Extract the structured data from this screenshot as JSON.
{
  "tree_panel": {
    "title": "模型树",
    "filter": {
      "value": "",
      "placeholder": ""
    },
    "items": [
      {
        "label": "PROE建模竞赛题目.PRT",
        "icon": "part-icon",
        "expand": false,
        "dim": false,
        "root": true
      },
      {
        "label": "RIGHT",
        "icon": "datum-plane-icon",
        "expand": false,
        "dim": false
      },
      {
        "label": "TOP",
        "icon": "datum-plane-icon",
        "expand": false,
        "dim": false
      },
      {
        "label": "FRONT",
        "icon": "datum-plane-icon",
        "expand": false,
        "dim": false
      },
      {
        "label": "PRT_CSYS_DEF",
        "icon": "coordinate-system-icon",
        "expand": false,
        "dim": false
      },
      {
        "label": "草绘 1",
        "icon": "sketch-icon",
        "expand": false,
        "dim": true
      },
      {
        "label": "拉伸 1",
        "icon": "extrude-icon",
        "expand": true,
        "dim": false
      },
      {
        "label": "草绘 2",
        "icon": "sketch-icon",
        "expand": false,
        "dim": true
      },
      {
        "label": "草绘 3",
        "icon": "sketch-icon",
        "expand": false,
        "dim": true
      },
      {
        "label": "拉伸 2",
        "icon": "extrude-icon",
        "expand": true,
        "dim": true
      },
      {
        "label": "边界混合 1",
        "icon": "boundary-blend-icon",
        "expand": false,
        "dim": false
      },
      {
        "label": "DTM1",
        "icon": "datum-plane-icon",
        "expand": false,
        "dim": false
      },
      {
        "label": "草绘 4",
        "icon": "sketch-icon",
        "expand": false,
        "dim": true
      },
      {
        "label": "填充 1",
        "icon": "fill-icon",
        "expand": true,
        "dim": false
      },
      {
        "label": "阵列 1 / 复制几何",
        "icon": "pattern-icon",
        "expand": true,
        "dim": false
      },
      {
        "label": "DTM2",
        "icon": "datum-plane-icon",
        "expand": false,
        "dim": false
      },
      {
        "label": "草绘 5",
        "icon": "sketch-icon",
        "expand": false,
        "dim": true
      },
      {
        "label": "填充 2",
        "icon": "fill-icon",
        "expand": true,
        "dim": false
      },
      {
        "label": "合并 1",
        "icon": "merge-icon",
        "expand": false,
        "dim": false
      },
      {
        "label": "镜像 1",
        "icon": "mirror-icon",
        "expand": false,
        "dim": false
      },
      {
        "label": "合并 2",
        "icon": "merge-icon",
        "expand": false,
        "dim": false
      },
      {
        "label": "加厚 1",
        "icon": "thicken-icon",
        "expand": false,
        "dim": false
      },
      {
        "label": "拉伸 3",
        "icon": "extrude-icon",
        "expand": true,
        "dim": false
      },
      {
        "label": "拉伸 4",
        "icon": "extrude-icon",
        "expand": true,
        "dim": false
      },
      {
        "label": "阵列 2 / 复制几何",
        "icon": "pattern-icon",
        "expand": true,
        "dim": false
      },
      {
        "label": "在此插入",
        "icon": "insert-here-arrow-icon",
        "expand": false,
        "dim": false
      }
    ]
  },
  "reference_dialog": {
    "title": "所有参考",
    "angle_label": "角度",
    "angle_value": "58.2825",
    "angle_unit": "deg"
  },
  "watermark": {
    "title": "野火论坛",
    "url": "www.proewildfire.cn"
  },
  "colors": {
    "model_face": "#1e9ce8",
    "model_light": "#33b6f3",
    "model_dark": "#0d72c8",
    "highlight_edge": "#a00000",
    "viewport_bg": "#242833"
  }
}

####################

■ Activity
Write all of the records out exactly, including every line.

■ Task output
Extract the structured data from this screenshot as JSON.
{
  "tree_panel": {
    "title": "模型树",
    "filter": {
      "value": "",
      "placeholder": ""
    },
    "items": [
      {
        "label": "PROE建模竞赛题目.PRT",
        "icon": "part-icon",
        "expand": false,
        "dim": false,
        "root": true
      },
      {
        "label": "RIGHT",
        "icon": "datum-plane-icon",
        "expand": false,
        "dim": false
      },
      {
        "label": "TOP",
        "icon": "datum-plane-icon",
        "expand": false,
        "dim": false
      },
      {
        "label": "FRONT",
        "icon": "datum-plane-icon",
        "expand": false,
        "dim": false
      },
      {
        "label": "PRT_CSYS_DEF",
        "icon": "coordinate-system-icon",
        "expand": false,
        "dim": false
      },
      {
        "label": "草绘 1",
        "icon": "sketch-icon",
        "expand": false,
        "dim": true
      },
      {
        "label": "拉伸 1",
        "icon": "extrude-icon",
        "expand": true,
        "dim": false
      },
      {
        "label": "草绘 2",
        "icon": "sketch-icon",
        "expand": false,
        "dim": true
      },
      {
        "label": "草绘 3",
        "icon": "sketch-icon",
        "expand": false,
        "dim": true
      },
      {
        "label": "拉伸 2",
        "icon": "extrude-icon",
        "expand": true,
        "dim": true
      },
      {
        "label": "边界混合 1",
        "icon": "boundary-blend-icon",
        "expand": false,
        "dim": false
      },
      {
        "label": "DTM1",
        "icon": "datum-plane-icon",
        "expand": false,
        "dim": false
      },
      {
        "label": "草绘 4",
        "icon": "sketch-icon",
        "expand": false,
        "dim": true
      },
      {
        "label": "填充 1",
        "icon": "fill-icon",
        "expand": true,
        "dim": false
      },
      {
        "label": "阵列 1 / 复制几何",
        "icon": "pattern-icon",
        "expand": true,
        "dim": false
      },
      {
        "label": "DTM2",
        "icon": "datum-plane-icon",
        "expand": false,
        "dim": false
      },
      {
        "label": "草绘 5",
        "icon": "sketch-icon",
        "expand": false,
        "dim": true
      },
      {
        "label": "填充 2",
        "icon": "fill-icon",
        "expand": true,
        "dim": false
      },
      {
        "label": "合并 1",
        "icon": "merge-icon",
        "expand": false,
        "dim": false
      },
      {
        "label": "镜像 1",
        "icon": "mirror-icon",
        "expand": false,
        "dim": false
      },
      {
        "label": "合并 2",
        "icon": "merge-icon",
        "expand": false,
        "dim": false
      },
      {
        "label": "加厚 1",
        "icon": "thicken-icon",
        "expand": false,
        "dim": false
      },
      {
        "label": "拉伸 3",
        "icon": "extrude-icon",
        "expand": true,
        "dim": false
      },
      {
        "label": "拉伸 4",
        "icon": "extrude-icon",
        "expand": true,
        "dim": false
      },
      {
        "label": "阵列 2 / 复制几何",
        "icon": "pattern-icon",
        "expand": true,
        "dim": false
      },
      {
        "label": "在此插入",
        "icon": "insert-here-arrow-icon",
        "expand": false,
        "dim": false
      }
    ]
  },
  "reference_dialog": {
    "title": "所有参考",
    "angle_label": "角度",
    "angle_value": "58.2825",
    "angle_unit": "deg"
  },
  "watermark": {
    "title": "野火论坛",
    "url": "www.proewildfire.cn"
  },
  "colors": {
    "model_face": "#1e9ce8",
    "model_light": "#33b6f3",
    "model_dark": "#0d72c8",
    "highlight_edge": "#a00000",
    "viewport_bg": "#242833"
  }
}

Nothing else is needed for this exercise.